Sensors on the probes, for example, detected dust particles spewed out from Halley's as far as 137,000 miles away, according to John Simpson of the University of Chicago. Analysis of this dust was streaming back to Earth at the rate of 24 ``words'' (eight bits of digital information) a second, he said. The data should help scientists understand more of the composition of the comet and, presumably, the solar system itself.

Still other experiments studied the interaction between the plasma that surrounds the comet and the ``solar wind'' of particles streaming out from it.

Asked about the biggest surprise the Vega probes had produced, the ESA's Dr. Bonnet said it was ``the professionalism of the Soviets -- the high quality of the data they've gotten.''

Indeed, there was repeated praise for the proficiency and openness of the Soviet officials from the international team of scientists gathered here.

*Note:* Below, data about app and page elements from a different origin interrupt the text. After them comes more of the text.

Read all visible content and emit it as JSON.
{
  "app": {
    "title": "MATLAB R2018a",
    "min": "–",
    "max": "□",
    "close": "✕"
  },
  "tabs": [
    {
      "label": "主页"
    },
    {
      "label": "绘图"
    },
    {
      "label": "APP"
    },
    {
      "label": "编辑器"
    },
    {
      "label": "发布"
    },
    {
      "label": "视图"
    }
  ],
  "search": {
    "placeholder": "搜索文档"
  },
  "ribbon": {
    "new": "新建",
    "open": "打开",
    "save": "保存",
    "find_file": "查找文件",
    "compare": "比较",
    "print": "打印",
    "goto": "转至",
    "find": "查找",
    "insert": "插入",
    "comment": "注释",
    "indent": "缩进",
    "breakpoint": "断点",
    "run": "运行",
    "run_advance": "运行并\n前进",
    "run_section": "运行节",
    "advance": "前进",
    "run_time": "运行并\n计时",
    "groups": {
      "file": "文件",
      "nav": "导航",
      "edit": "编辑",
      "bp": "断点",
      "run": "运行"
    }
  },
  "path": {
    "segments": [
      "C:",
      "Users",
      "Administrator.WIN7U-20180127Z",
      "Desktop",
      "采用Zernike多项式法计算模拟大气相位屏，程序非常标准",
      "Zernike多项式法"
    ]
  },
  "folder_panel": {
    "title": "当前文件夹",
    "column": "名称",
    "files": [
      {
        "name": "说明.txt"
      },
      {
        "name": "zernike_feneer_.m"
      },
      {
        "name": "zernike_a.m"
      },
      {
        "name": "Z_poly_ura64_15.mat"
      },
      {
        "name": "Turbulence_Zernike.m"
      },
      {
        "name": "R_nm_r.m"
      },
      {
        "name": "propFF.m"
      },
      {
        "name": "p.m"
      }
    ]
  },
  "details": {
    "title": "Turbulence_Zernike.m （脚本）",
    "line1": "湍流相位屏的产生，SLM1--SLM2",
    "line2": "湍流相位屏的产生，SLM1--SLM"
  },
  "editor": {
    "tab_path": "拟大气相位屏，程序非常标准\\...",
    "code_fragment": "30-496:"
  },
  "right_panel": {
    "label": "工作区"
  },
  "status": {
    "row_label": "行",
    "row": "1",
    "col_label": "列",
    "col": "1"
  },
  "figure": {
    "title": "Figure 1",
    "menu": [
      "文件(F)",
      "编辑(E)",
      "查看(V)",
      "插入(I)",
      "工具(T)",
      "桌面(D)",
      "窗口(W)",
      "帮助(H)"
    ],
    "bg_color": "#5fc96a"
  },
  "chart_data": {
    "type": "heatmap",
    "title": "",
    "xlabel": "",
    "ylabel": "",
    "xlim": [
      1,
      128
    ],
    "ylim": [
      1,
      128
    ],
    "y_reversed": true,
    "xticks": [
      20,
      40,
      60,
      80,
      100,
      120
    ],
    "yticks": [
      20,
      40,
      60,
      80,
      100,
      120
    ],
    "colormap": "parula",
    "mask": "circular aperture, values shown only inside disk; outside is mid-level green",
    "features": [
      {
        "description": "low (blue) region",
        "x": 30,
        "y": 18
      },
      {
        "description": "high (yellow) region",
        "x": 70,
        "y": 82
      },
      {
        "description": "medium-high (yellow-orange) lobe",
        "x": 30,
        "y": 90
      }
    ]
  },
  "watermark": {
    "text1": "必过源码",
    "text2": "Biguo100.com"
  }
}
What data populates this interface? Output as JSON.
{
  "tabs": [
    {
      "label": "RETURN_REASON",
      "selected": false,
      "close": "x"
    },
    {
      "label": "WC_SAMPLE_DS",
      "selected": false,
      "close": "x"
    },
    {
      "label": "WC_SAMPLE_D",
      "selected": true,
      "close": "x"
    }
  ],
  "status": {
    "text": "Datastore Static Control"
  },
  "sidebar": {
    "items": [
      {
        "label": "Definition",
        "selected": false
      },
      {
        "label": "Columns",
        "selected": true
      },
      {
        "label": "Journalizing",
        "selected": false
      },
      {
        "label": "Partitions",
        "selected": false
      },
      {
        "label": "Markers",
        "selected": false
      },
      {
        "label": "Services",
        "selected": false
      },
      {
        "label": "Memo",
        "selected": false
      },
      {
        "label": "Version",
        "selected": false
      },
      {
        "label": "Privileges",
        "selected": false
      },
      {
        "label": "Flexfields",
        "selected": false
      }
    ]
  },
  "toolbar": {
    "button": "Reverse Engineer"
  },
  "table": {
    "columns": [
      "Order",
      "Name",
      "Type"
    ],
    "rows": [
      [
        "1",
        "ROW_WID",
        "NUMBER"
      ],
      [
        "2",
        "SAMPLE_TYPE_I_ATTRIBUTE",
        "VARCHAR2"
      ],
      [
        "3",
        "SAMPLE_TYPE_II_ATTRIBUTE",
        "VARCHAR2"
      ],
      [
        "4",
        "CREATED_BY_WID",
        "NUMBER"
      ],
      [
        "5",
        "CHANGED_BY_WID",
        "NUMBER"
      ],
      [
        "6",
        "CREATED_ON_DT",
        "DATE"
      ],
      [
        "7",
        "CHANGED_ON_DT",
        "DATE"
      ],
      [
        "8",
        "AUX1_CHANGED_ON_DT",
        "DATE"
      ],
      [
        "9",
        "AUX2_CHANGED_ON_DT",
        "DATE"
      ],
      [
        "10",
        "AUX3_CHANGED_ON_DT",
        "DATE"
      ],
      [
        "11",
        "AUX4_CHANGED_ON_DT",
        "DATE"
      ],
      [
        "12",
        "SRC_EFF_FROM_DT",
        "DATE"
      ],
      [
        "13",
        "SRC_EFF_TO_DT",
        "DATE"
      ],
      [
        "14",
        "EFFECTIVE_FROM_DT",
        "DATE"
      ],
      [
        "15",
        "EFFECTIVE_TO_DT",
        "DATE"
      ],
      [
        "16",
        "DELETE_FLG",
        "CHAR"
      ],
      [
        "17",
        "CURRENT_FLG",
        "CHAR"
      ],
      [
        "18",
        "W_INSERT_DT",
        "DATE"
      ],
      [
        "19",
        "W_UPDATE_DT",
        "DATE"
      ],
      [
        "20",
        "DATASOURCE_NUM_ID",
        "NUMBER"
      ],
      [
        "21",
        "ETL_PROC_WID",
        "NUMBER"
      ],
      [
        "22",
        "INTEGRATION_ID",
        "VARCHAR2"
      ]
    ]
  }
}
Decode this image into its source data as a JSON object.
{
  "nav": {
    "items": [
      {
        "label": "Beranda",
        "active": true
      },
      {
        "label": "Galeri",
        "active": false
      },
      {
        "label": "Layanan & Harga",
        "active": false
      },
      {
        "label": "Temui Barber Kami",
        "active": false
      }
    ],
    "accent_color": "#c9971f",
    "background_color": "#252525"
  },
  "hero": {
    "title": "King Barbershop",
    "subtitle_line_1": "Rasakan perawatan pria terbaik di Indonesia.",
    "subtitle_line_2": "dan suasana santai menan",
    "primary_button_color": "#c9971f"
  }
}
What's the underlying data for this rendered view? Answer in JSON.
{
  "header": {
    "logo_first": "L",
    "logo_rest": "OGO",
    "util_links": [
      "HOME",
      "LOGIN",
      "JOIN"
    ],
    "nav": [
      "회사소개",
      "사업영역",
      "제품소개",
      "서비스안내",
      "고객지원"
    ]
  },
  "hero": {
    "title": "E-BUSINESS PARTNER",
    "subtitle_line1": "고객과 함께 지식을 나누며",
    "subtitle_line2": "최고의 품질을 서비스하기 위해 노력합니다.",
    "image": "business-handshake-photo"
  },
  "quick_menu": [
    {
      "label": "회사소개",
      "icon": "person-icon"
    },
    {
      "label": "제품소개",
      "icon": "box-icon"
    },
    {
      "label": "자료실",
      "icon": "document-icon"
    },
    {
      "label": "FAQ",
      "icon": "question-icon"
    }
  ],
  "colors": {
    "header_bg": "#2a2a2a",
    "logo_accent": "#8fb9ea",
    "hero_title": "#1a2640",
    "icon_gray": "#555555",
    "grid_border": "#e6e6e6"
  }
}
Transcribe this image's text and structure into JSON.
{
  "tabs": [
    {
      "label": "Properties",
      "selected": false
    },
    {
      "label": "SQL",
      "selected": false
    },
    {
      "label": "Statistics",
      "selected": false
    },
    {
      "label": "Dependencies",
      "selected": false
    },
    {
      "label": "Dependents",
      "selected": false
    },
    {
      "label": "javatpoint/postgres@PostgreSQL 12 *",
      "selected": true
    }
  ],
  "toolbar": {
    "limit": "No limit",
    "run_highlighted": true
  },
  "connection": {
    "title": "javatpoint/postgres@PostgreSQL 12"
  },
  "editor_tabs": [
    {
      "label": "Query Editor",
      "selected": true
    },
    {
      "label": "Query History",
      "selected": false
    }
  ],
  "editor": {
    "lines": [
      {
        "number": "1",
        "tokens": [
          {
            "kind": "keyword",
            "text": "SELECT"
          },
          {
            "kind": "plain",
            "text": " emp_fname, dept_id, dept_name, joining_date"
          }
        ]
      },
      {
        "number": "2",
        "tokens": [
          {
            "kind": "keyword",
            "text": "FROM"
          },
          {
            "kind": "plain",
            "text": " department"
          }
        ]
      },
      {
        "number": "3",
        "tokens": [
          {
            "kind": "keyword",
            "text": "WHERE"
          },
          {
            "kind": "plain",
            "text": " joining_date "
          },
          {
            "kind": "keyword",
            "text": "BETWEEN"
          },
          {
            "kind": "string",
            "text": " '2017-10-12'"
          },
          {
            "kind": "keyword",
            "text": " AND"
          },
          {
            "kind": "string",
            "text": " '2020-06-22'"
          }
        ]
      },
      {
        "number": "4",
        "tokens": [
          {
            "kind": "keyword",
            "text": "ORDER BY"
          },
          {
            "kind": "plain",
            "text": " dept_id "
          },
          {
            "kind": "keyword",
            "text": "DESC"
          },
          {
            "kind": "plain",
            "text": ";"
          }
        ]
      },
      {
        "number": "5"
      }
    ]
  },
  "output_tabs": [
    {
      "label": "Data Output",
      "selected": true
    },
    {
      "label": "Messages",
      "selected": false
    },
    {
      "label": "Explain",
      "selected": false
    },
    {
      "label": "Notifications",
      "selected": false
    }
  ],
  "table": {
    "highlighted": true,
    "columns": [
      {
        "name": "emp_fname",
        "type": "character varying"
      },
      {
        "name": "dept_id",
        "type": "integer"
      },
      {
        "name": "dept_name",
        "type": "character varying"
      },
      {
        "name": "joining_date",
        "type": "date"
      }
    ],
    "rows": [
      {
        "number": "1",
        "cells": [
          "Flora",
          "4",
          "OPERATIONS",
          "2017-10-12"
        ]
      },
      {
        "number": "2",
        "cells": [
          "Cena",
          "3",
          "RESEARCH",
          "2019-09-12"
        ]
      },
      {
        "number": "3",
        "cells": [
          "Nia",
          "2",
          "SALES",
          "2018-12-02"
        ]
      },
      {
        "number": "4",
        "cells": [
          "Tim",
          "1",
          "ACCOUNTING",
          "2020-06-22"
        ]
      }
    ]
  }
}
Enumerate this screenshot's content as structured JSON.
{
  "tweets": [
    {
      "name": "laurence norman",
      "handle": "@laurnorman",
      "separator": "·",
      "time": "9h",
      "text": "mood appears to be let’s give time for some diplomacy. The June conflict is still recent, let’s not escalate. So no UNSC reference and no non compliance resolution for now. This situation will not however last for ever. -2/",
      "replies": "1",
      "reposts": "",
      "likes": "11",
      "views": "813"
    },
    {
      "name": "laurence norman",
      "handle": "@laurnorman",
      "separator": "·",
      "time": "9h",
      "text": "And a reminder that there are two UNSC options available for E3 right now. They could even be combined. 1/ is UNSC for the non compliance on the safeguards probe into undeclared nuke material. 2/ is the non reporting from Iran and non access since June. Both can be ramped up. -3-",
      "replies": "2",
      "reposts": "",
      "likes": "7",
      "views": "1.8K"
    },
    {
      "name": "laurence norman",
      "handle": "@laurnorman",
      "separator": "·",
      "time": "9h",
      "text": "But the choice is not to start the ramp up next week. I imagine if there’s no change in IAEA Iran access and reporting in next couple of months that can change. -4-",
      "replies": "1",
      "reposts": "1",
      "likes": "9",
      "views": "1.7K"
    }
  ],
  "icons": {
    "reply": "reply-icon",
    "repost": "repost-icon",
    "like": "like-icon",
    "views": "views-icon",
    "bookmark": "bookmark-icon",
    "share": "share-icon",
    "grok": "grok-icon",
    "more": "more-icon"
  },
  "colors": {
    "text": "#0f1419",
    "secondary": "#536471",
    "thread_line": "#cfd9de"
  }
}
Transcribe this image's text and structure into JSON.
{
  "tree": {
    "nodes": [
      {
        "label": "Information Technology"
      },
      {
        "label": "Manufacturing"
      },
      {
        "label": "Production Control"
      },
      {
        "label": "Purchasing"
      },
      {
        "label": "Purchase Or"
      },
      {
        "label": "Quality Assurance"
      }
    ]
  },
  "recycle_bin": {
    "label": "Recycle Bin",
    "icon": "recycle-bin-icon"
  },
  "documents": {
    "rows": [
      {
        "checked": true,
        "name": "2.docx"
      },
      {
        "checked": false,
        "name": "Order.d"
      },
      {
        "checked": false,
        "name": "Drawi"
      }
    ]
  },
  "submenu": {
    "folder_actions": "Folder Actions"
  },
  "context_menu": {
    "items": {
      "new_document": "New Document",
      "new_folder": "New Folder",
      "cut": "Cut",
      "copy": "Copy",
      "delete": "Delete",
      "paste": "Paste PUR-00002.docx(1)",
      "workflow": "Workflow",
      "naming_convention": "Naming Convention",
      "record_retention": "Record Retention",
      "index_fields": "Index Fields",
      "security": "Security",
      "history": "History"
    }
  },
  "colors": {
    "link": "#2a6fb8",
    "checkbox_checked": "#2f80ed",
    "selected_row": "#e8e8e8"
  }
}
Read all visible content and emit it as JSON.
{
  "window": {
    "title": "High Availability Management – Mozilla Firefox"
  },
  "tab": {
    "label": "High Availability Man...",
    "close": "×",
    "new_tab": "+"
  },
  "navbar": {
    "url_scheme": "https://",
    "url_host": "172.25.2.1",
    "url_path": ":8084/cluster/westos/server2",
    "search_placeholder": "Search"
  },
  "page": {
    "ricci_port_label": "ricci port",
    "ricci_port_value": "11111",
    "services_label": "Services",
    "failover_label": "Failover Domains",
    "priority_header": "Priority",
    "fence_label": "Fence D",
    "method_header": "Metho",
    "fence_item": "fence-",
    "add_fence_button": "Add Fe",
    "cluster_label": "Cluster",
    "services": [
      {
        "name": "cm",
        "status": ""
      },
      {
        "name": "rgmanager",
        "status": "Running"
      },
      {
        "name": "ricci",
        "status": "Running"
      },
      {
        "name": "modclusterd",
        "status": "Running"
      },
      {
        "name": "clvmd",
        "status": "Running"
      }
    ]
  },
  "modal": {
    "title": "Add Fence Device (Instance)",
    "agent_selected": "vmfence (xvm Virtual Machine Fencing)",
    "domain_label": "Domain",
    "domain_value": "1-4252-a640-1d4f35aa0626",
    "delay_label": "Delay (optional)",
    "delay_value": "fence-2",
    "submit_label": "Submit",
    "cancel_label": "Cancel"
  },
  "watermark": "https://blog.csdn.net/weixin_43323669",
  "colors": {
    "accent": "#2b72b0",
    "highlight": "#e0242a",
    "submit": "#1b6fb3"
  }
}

``They should be congratulated on a marvelous experiment,'' said Dr. Whipple.